Requirement: Set the entries down again exactly; none may be skipped.
***** Record set
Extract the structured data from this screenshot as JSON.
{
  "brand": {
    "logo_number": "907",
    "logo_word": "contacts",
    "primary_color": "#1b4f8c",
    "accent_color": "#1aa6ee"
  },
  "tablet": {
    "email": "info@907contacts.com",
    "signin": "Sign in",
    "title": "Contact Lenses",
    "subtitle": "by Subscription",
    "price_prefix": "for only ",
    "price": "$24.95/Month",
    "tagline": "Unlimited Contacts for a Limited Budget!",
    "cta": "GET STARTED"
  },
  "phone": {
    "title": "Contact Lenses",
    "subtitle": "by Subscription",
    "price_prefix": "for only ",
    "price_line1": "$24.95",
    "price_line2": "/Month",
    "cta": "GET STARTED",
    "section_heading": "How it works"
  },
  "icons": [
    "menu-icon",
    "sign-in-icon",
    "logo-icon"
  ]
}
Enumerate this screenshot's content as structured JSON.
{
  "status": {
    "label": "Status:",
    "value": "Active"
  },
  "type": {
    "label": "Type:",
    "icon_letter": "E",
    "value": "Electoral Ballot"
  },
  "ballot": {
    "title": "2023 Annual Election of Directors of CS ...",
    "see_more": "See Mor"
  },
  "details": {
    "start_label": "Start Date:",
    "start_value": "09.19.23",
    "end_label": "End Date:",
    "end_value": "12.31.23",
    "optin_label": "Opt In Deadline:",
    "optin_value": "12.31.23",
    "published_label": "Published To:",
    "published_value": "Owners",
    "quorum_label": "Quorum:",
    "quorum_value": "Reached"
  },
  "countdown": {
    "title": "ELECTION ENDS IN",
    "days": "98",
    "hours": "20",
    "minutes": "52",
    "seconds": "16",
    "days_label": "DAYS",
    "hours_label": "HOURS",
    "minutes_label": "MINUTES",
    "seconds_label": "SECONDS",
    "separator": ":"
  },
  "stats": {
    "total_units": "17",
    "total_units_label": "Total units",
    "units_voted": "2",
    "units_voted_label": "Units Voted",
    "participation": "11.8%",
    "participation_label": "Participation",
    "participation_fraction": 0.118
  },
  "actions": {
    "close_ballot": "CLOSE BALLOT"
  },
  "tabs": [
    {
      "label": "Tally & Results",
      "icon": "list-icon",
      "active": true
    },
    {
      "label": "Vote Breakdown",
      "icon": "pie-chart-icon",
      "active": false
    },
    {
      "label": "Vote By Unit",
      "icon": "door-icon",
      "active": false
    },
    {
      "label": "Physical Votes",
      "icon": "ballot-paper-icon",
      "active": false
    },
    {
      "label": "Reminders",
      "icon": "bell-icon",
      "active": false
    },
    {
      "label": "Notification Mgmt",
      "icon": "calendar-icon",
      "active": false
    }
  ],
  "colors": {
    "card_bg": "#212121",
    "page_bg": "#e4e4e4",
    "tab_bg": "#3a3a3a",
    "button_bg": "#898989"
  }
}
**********
Answer box:
Extract the structured data from this screenshot as JSON.
{
  "brand": {
    "logo_number": "907",
    "logo_word": "contacts",
    "primary_color": "#1b4f8c",
    "accent_color": "#1aa6ee"
  },
  "tablet": {
    "email": "info@907contacts.com",
    "signin": "Sign in",
    "title": "Contact Lenses",
    "subtitle": "by Subscription",
    "price_prefix": "for only ",
    "price": "$24.95/Month",
    "tagline": "Unlimited Contacts for a Limited Budget!",
    "cta": "GET STARTED"
  },
  "phone": {
    "title": "Contact Lenses",
    "subtitle": "by Subscription",
    "price_prefix": "for only ",
    "price_line1": "$24.95",
    "price_line2": "/Month",
    "cta": "GET STARTED",
    "section_heading": "How it works"
  },
  "icons": [
    "menu-icon",
    "sign-in-icon",
    "logo-icon"
  ]
}
Enumerate this screenshot's content as structured JSON.
{
  "status": {
    "label": "Status:",
    "value": "Active"
  },
  "type": {
    "label": "Type:",
    "icon_letter": "E",
    "value": "Electoral Ballot"
  },
  "ballot": {
    "title": "2023 Annual Election of Directors of CS ...",
    "see_more": "See Mor"
  },
  "details": {
    "start_label": "Start Date:",
    "start_value": "09.19.23",
    "end_label": "End Date:",
    "end_value": "12.31.23",
    "optin_label": "Opt In Deadline:",
    "optin_value": "12.31.23",
    "published_label": "Published To:",
    "published_value": "Owners",
    "quorum_label": "Quorum:",
    "quorum_value": "Reached"
  },
  "countdown": {
    "title": "ELECTION ENDS IN",
    "days": "98",
    "hours": "20",
    "minutes": "52",
    "seconds": "16",
    "days_label": "DAYS",
    "hours_label": "HOURS",
    "minutes_label": "MINUTES",
    "seconds_label": "SECONDS",
    "separator": ":"
  },
  "stats": {
    "total_units": "17",
    "total_units_label": "Total units",
    "units_voted": "2",
    "units_voted_label": "Units Voted",
    "participation": "11.8%",
    "participation_label": "Participation",
    "participation_fraction": 0.118
  },
  "actions": {
    "close_ballot": "CLOSE BALLOT"
  },
  "tabs": [
    {
      "label": "Tally & Results",
      "icon": "list-icon",
      "active": true
    },
    {
      "label": "Vote Breakdown",
      "icon": "pie-chart-icon",
      "active": false
    },
    {
      "label": "Vote By Unit",
      "icon": "door-icon",
      "active": false
    },
    {
      "label": "Physical Votes",
      "icon": "ballot-paper-icon",
      "active": false
    },
    {
      "label": "Reminders",
      "icon": "bell-icon",
      "active": false
    },
    {
      "label": "Notification Mgmt",
      "icon": "calendar-icon",
      "active": false
    }
  ],
  "colors": {
    "card_bg": "#212121",
    "page_bg": "#e4e4e4",
    "tab_bg": "#3a3a3a",
    "button_bg": "#898989"
  }
}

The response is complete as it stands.